Father by Choice
Normally, the hugely pregnant heroine on the cover of Father by Choice would make me think twice about buying the book. But M.J. Rodgers is one of my favorite romance authors and I would jump at the chance to read anything she writes. This is also the first of three prequels to the upcoming Code Red continuity series about medical personnel, police officers and firefighters in a small California town. It sounds really appealing, so I figured I might as well get in from the beginning. The book does serve as a fitting introduction to the town and its characters, but it doesn’t rank with the author’s best.

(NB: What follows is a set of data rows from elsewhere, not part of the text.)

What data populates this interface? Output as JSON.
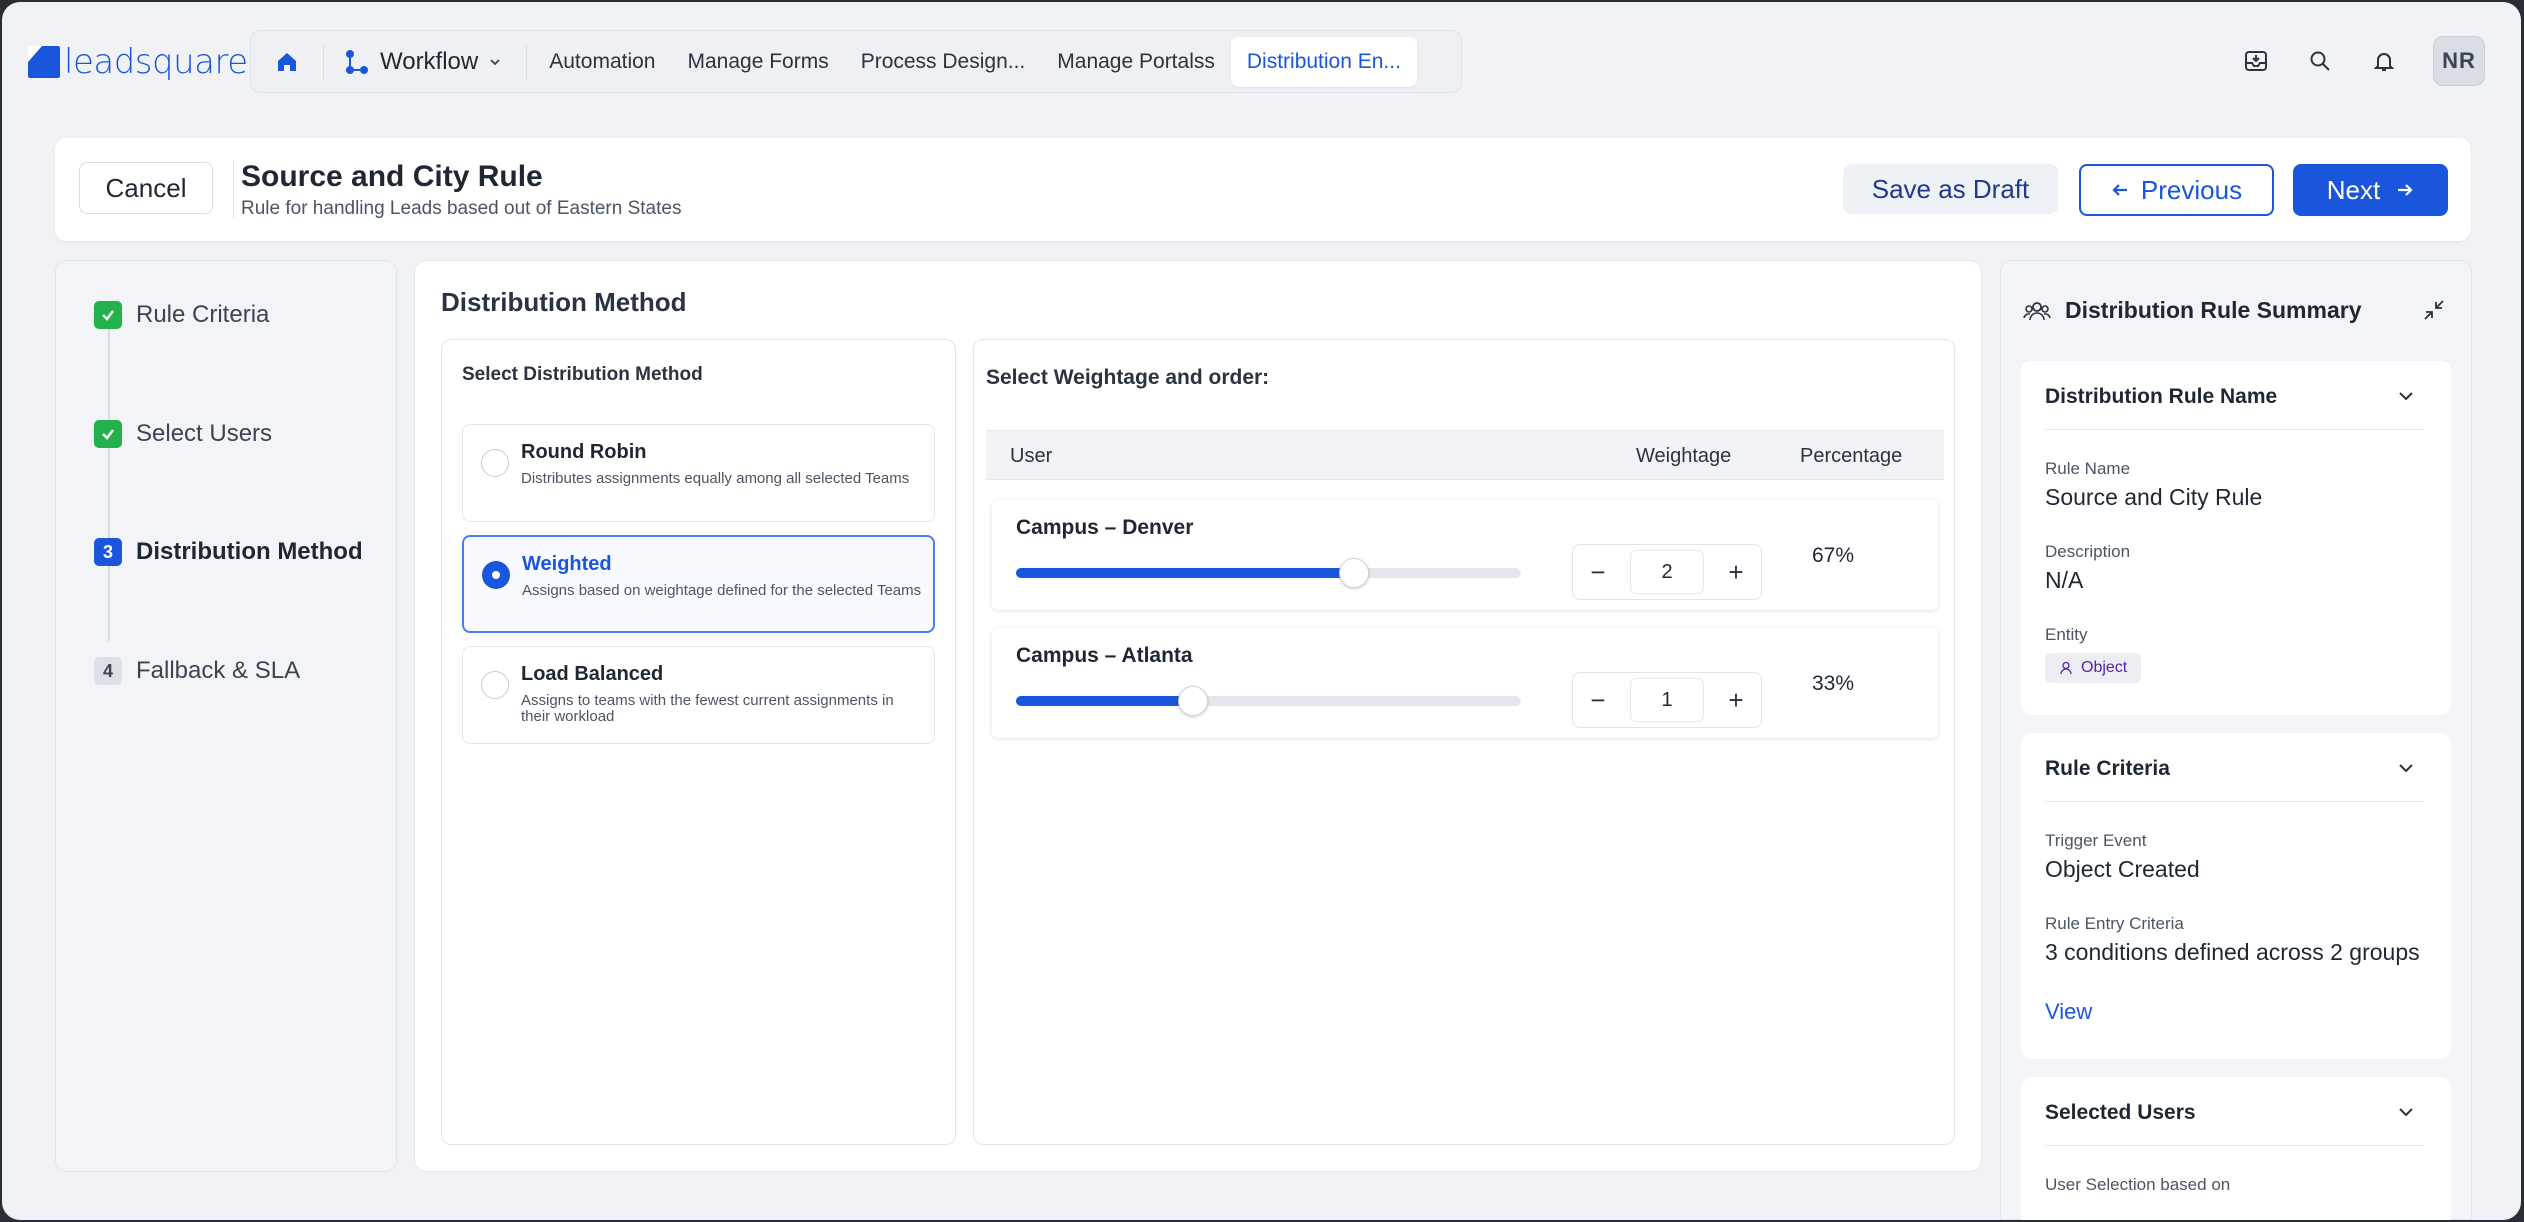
{
  "brand": {
    "name": "leadsquared"
  },
  "nav": {
    "home_icon": "home-icon",
    "workflow_label": "Workflow",
    "tabs": [
      {
        "label": "Automation",
        "active": false
      },
      {
        "label": "Manage Forms",
        "active": false
      },
      {
        "label": "Process Design...",
        "active": false
      },
      {
        "label": "Manage Portalss",
        "active": false
      },
      {
        "label": "Distribution En...",
        "active": true
      }
    ]
  },
  "top_icons": [
    "inbox-icon",
    "search-icon",
    "bell-icon"
  ],
  "user": {
    "initials": "NR"
  },
  "header": {
    "cancel_label": "Cancel",
    "title": "Source and City Rule",
    "description": "Rule for handling Leads based out of Eastern States",
    "save_draft_label": "Save as Draft",
    "previous_label": "Previous",
    "next_label": "Next"
  },
  "steps": [
    {
      "number": "1",
      "label": "Rule Criteria",
      "state": "done"
    },
    {
      "number": "2",
      "label": "Select Users",
      "state": "done"
    },
    {
      "number": "3",
      "label": "Distribution Method",
      "state": "current"
    },
    {
      "number": "4",
      "label": "Fallback & SLA",
      "state": "todo"
    }
  ],
  "main": {
    "title": "Distribution Method",
    "method_panel_title": "Select Distribution Method",
    "methods": [
      {
        "title": "Round Robin",
        "desc": "Distributes assignments equally among all selected Teams",
        "selected": false
      },
      {
        "title": "Weighted",
        "desc": "Assigns based on weightage defined for the selected Teams",
        "selected": true
      },
      {
        "title": "Load Balanced",
        "desc": "Assigns to teams with the fewest current assignments in their workload",
        "selected": false
      }
    ],
    "weight_panel_title": "Select Weightage and order:",
    "columns": {
      "user": "User",
      "weightage": "Weightage",
      "percentage": "Percentage"
    },
    "rows": [
      {
        "name": "Campus – Denver",
        "weight": "2",
        "percentage": "67%",
        "slider_fraction": 0.67
      },
      {
        "name": "Campus – Atlanta",
        "weight": "1",
        "percentage": "33%",
        "slider_fraction": 0.35
      }
    ]
  },
  "summary": {
    "title": "Distribution Rule Summary",
    "rule_name_section": {
      "heading": "Distribution Rule Name",
      "rule_name_label": "Rule Name",
      "rule_name_value": "Source and City Rule",
      "description_label": "Description",
      "description_value": "N/A",
      "entity_label": "Entity",
      "entity_value": "Object"
    },
    "criteria_section": {
      "heading": "Rule Criteria",
      "trigger_label": "Trigger Event",
      "trigger_value": "Object Created",
      "entry_label": "Rule Entry Criteria",
      "entry_value": "3 conditions defined across 2 groups",
      "view_label": "View"
    },
    "users_section": {
      "heading": "Selected Users",
      "selection_label": "User Selection based on"
    }
  },
  "colors": {
    "accent": "#1a56db",
    "success": "#22b14c",
    "background": "#f0f2f6"
  }
}
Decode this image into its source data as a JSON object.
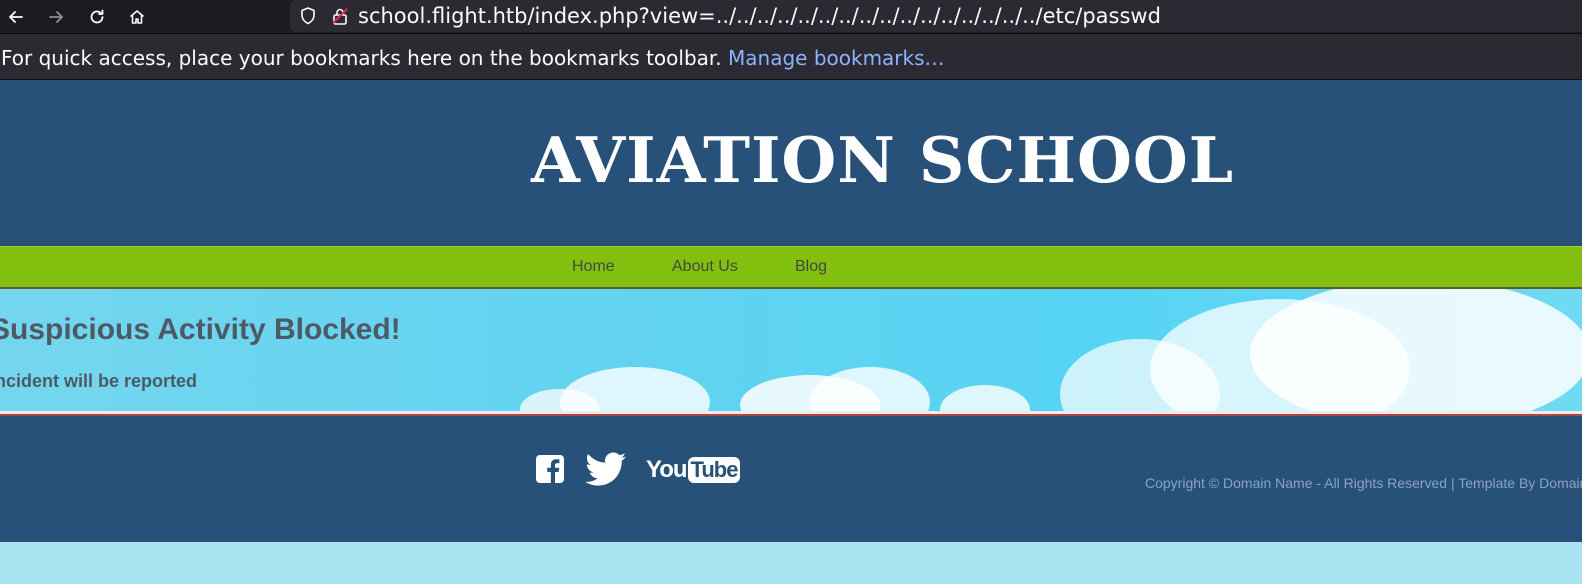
{
  "browser": {
    "url": "school.flight.htb/index.php?view=../../../../../../../../../../../../../../../../etc/passwd",
    "bookmarks_message": "For quick access, place your bookmarks here on the bookmarks toolbar.",
    "bookmarks_link": "Manage bookmarks…"
  },
  "site": {
    "title": "AVIATION SCHOOL",
    "nav": [
      {
        "label": "Home"
      },
      {
        "label": "About Us"
      },
      {
        "label": "Blog"
      }
    ]
  },
  "alert": {
    "heading": "Suspicious Activity Blocked!",
    "message": "Incident will be reported"
  },
  "footer": {
    "social": [
      "facebook-icon",
      "twitter-icon",
      "youtube-icon"
    ],
    "youtube_text": "YouTube",
    "copyright": "Copyright © Domain Name - All Rights Reserved | Template By Domain Name"
  }
}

Emily Barrett is the curator of the Botanical Gardens in Courage Bay, California. One day she collapses inside one of the greenhouses and is transported to the emergency room. She’s startled to wake up and find herself being treated by Dr. Brad Winslow. She’s never met him before, but she recognizes his name. He’s the anonymous sperm donor of her unborn child.
She was never supposed to know the identity of the sperm donor, but thanks to some convoluted circumstances, she inadvertently learned the truth. She doesn’t want anything else from him and doesn’t plan to tell him he’s the biological father of her baby, intending to raise the child as a single mother. But when Brad learns the truth, he sets out to learn more about her and change her mind. He always believed his contribution would go to help a childless married couple, and after being raised by a single mother himself, he believes Emily is underestimating how hard it will be to raise the child on her own.
Brad and Emily soon have a chance to get to know each other better. Emily is a member of the Courage Bay Historical Foundation, which plans to open a long-buried time capsule from 1904 at the town’s annual Founders Day celebration. When the capsule is unearthed, a skeleton is found buried on top of it. A century-old murder isn’t a high priority for the police, but then the time capsule is stolen and someone tries to steal the skeleton from the morgue as well. Someone is working hard to make sure some old secrets remain buried, and Brad and Emily come together to solve the mystery.
Books in these editor-controlled continuity series are a strange breed, an often uncomfortable combination of the author’s style and the story she’s been assigned to write. Rodgers managed to pull off some excellent books in Harlequin’s previous Delta Justice and Cooper’s Corner series, but the third time isn’t the charm. The main problem is that the basic premise is too far-fetched. The author does her best to explain her way out of it, but it’s still not entirely believable.
On the other hand the mystery is clearly Rodgers’s; she creates complicated, detailed, and multilayered puzzles for her readers. The terrain in this novel is somewhat familiar for Rodgers; she wrote about a heroine with a sperm bank baby in Baby Vs. the Bar and a mystery involving the discovery of a long-buried skeleton in Bones of Contention. Both of those books were much better than this one. The mystery is interesting enough, a very complex web of past and present-day secrets involving more than a dozen of Courage Bay’s residents. But as intriguing as it is on an intellectual level, it’s never really compelling on an emotional one; it’s simply too dry. The main characters lack a personal stake in solving the mystery – they’re doing it mainly out of curiosity – so there’s no real sense of urgency or emotional investment for the reader.
The romance is definitely pushed into the background by the complicated investigation. That’s often the case in the author’s books, but the amount of romance is usually just right for me. Here it wasn’t. As always, Rodgers’s hero and heroine are two very intelligent people. She provides enough small moments that show how they come to admire and respect each other to make the romance believable. But the characters are as dry as the mystery. I did admire and respect them. I can’t say I felt like I knew them personally or really cared about them all that much.
There are some nice touches throughout the story. Emily writes nightly journal entries to her unborn child, who she affectionately calls “Sprout.” I liked that Emily’s knowledge of plants (she holds a Ph.D in botany) plays a role in the mystery and wasn’t just window dressing, like so many romances where the characters’ careers could be anything. I appreciated the main characters’ intelligence and ingenuity as I always do in this author’s work.
Father By Choice may be worth a look for readers interested in following the Code Red series. It does a good job of establishing the town and its residents in the readers’ mind, exactly as the first book in any series should. If only the premise wasn’t so farfetched and the characters were more engaging. (As for the cover, if that’s what Emily looks like at eight weeks, I’d hate to see how big she is at full term.) Rodgers has another book coming out later in the series. Hopefully that one will be more up to her very high standards.